The concept of social engineering refers to a criminal who uses technology to steal secure information by tricking someone into revealing confidential data. Once the attacker gains access to this information, it is used to commit fraud or identity theft. There are several methods criminals use, including website spoofing, phishing, baiting and impersonating.
According to Verizon’s 2014 Data Breach Investigations Report there were 1,367 confirmed data breaches and more than 63,000 security incidents. Everyone is at risk of being a victim of social engineering fraud through tactics such as deception, manipulation and intimidation to exploit the human element and gather information.
For example, the CFO of an organization gets an email/letter from an international vendor requesting the company’s SWIFT code and account number be changed for all future payments. The email is from somebody the CFO recognizes with the right logo and email signature. The message is then forwarded to whoever will make the necessary changes through an online system, and the next time the organization makes a payment to that vendor the new information is used.
About a month later, the CFO gets an email from the real vendor asking why payment wasn’t made. After looking into it further, it is determined that the CFO was manipulated to believe the vendor changed account numbers. The money is now gone as the fraudster has already withdrawn the funds and closed the account.
Once an organization becomes a victim it may seek to recover funds from a fidelity bond or crime insurance policy. Unfortunately an overwhelming majority of carriers are not covering social engineering fraud losses unless the organization’s own employee is involved in the scheme or the attacker hacks the organization’s system without any action or involvement by the organization and directly transfers funds using said computer system or convinces the organization’s bank to transfer the funds.
These types of claims are not going away and are actually on the rise.

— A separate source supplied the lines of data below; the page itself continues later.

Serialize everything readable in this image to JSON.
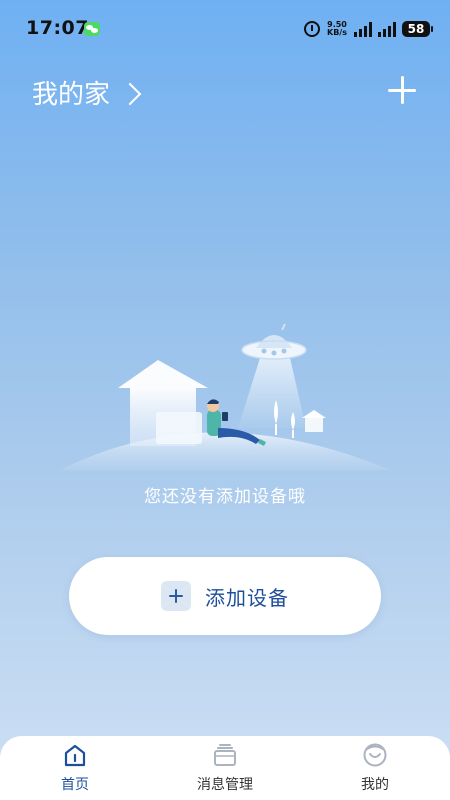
{
  "status_bar": {
    "time": "17:07",
    "net_speed_value": "9.50",
    "net_speed_unit": "KB/s",
    "battery": "58"
  },
  "header": {
    "home_name": "我的家"
  },
  "empty_state": {
    "message": "您还没有添加设备哦"
  },
  "add_device": {
    "label": "添加设备"
  },
  "bottom_nav": {
    "items": [
      {
        "label": "首页",
        "icon": "home-icon",
        "active": true
      },
      {
        "label": "消息管理",
        "icon": "message-icon",
        "active": false
      },
      {
        "label": "我的",
        "icon": "profile-icon",
        "active": false
      }
    ]
  },
  "colors": {
    "accent": "#1f4f9a",
    "bg_top": "#6fb0f3",
    "bg_bottom": "#cfe0f4"
  }
}
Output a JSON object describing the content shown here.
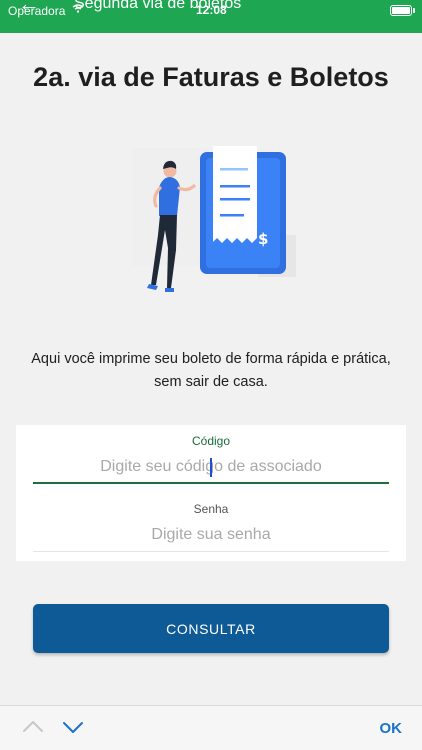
{
  "status_bar": {
    "carrier": "Operadora",
    "time": "12:08",
    "nav_title": "Segunda via de boletos"
  },
  "page": {
    "title": "2a. via de Faturas e Boletos",
    "description_line1": "Aqui você imprime seu boleto de forma rápida e prática,",
    "description_line2": "sem sair de casa."
  },
  "form": {
    "code_label": "Código",
    "code_placeholder": "Digite seu código de associado",
    "code_value": "",
    "password_label": "Senha",
    "password_placeholder": "Digite sua senha",
    "password_value": ""
  },
  "actions": {
    "submit_label": "CONSULTAR"
  },
  "keyboard_toolbar": {
    "done_label": "OK"
  },
  "colors": {
    "status_bar": "#1ea652",
    "button": "#0d5a96",
    "accent_green": "#1e6e3e",
    "illustration_blue": "#2f6fe0"
  },
  "icons": [
    "back-arrow-icon",
    "wifi-icon",
    "battery-icon",
    "chevron-up-icon",
    "chevron-down-icon",
    "invoice-illustration"
  ]
}
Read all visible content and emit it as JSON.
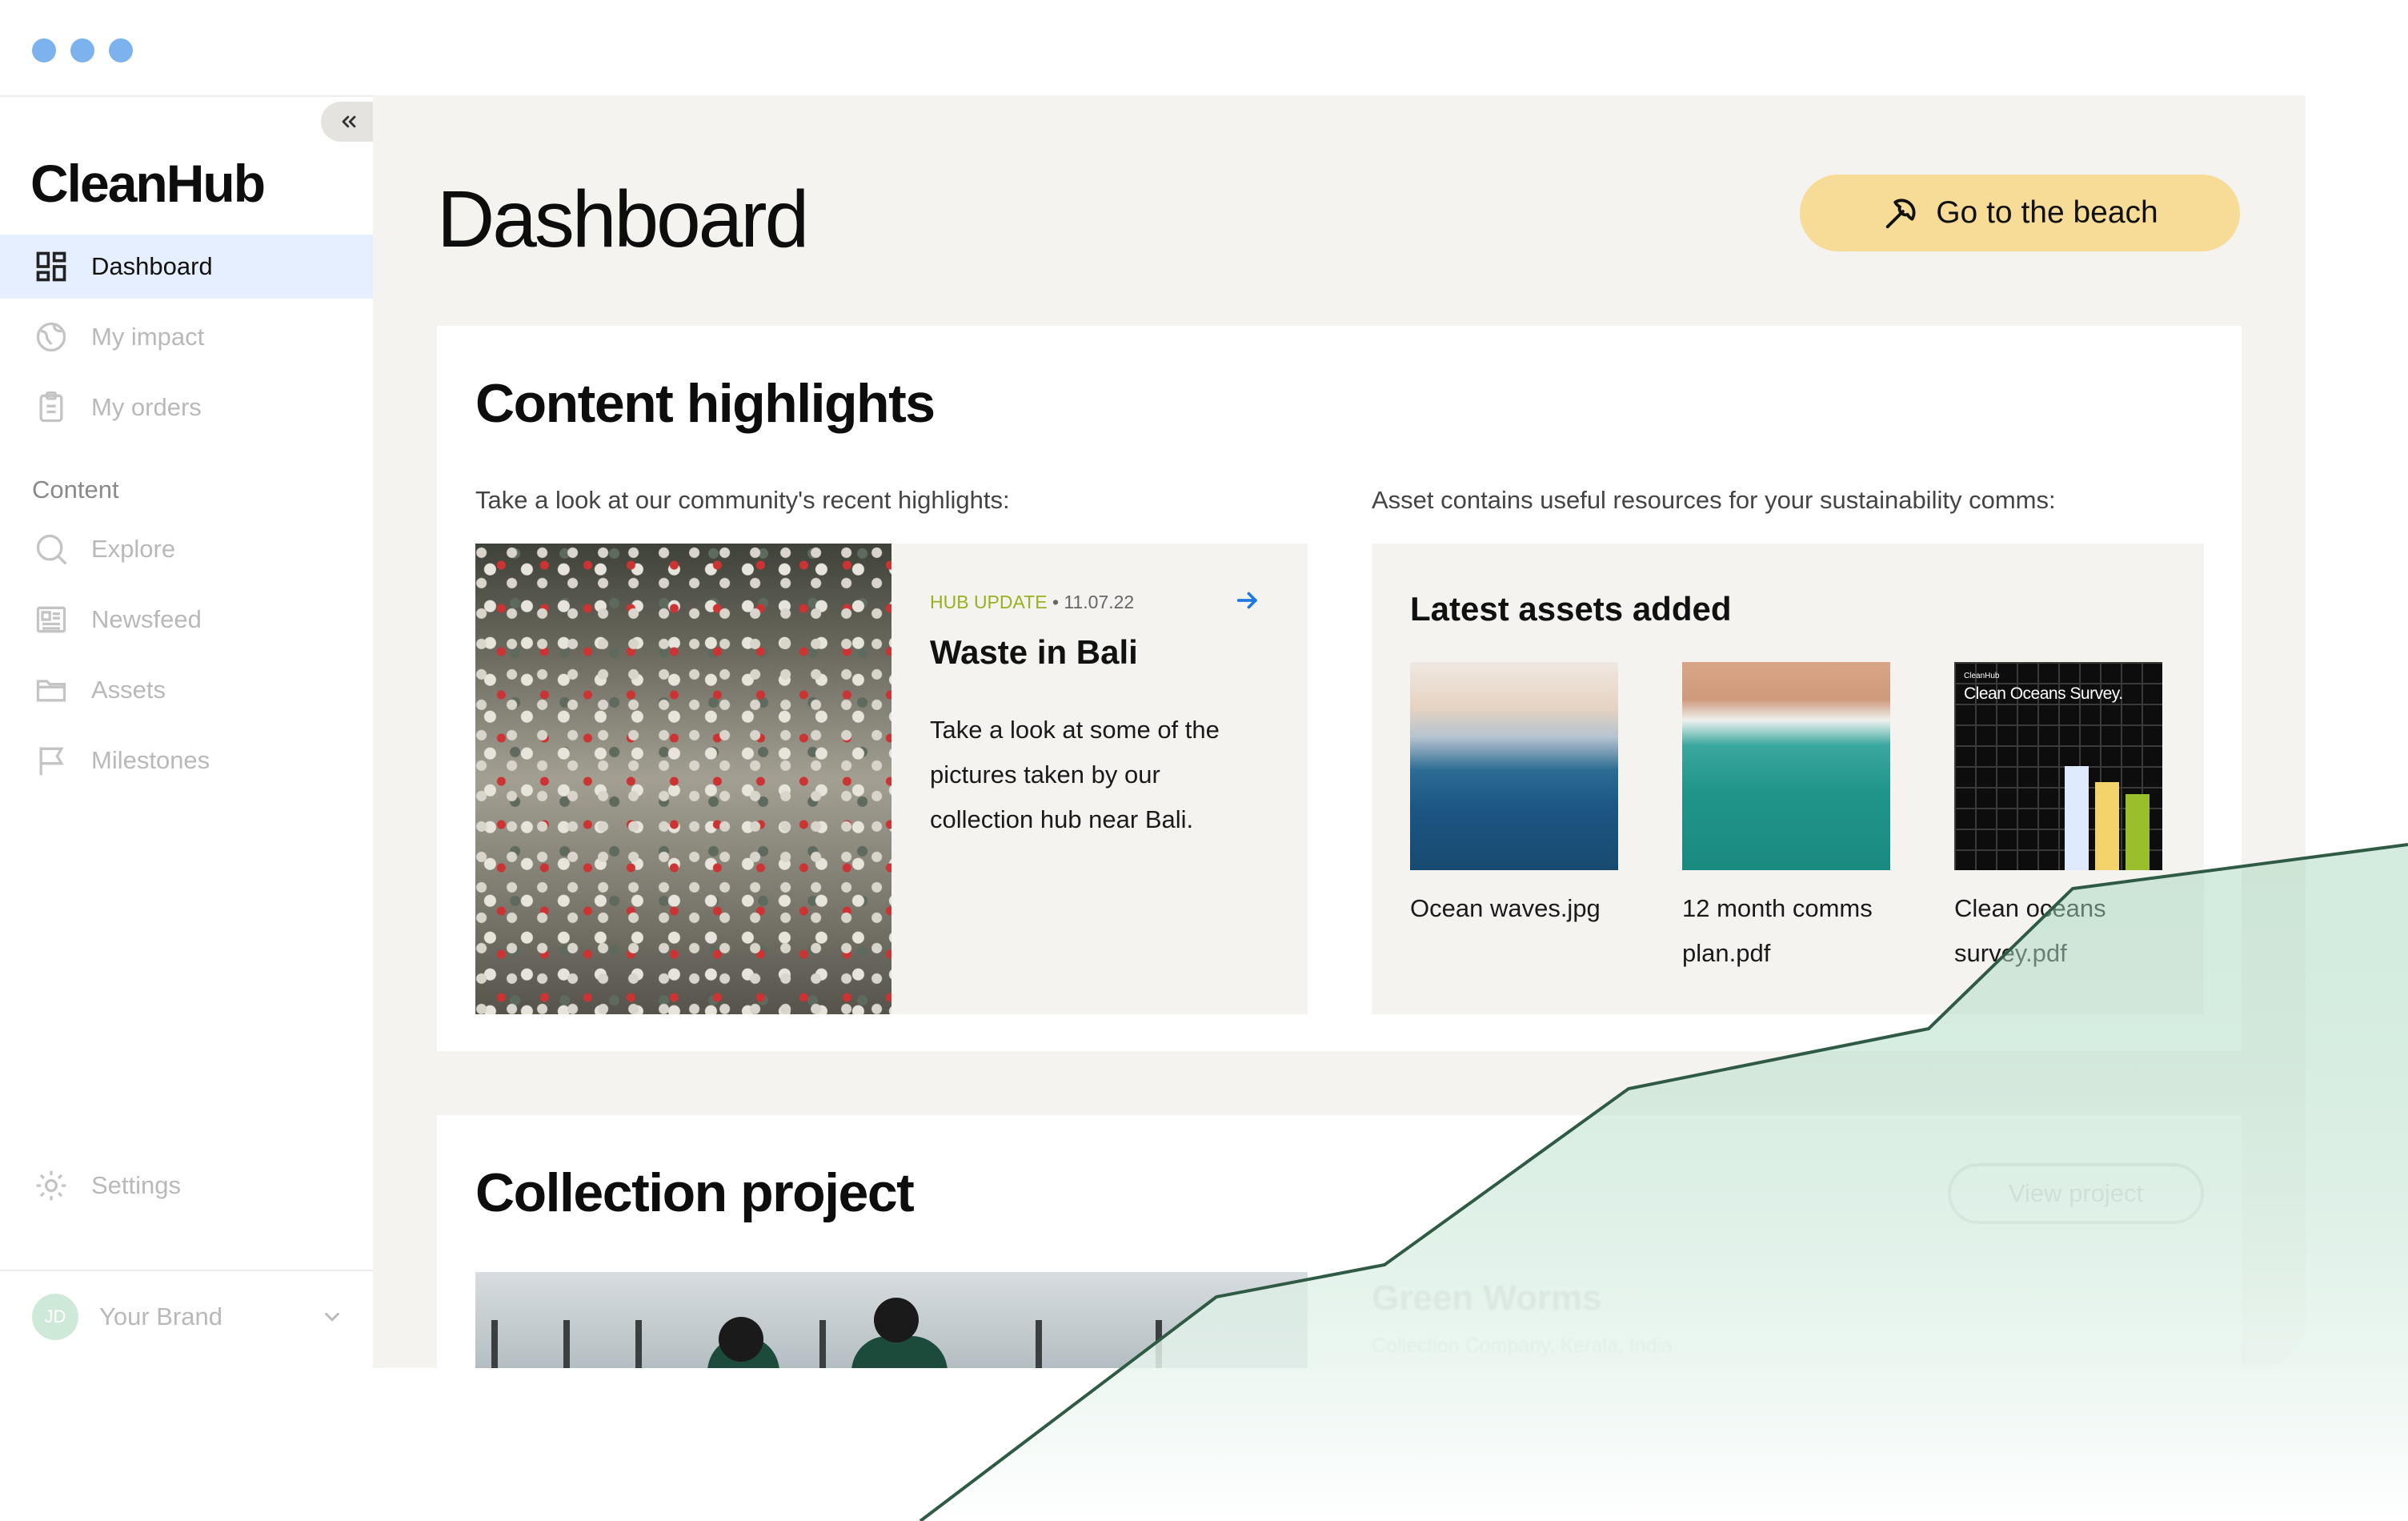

In response to this loss trend, many insurance carriers are launching social engineering fraud, deception fraud, and payment instruction fraud endorsements.
To mitigate your social engineering risk, consider the following steps:
- Risk Management – assess current operations and develop an action plan to protect the organization and your customers.
- Policies & Procedures – establish procedures to verify any changes, and reduce the use of email for financial transactions.
- Training – invest in security training programs customized to the needs of various departments.
- Risk Transfer – procure crime insurance with social engineering fraud coverage and review annually.
Contact any member of Hylant’s Executive Risk practice team to discuss this fraud trend.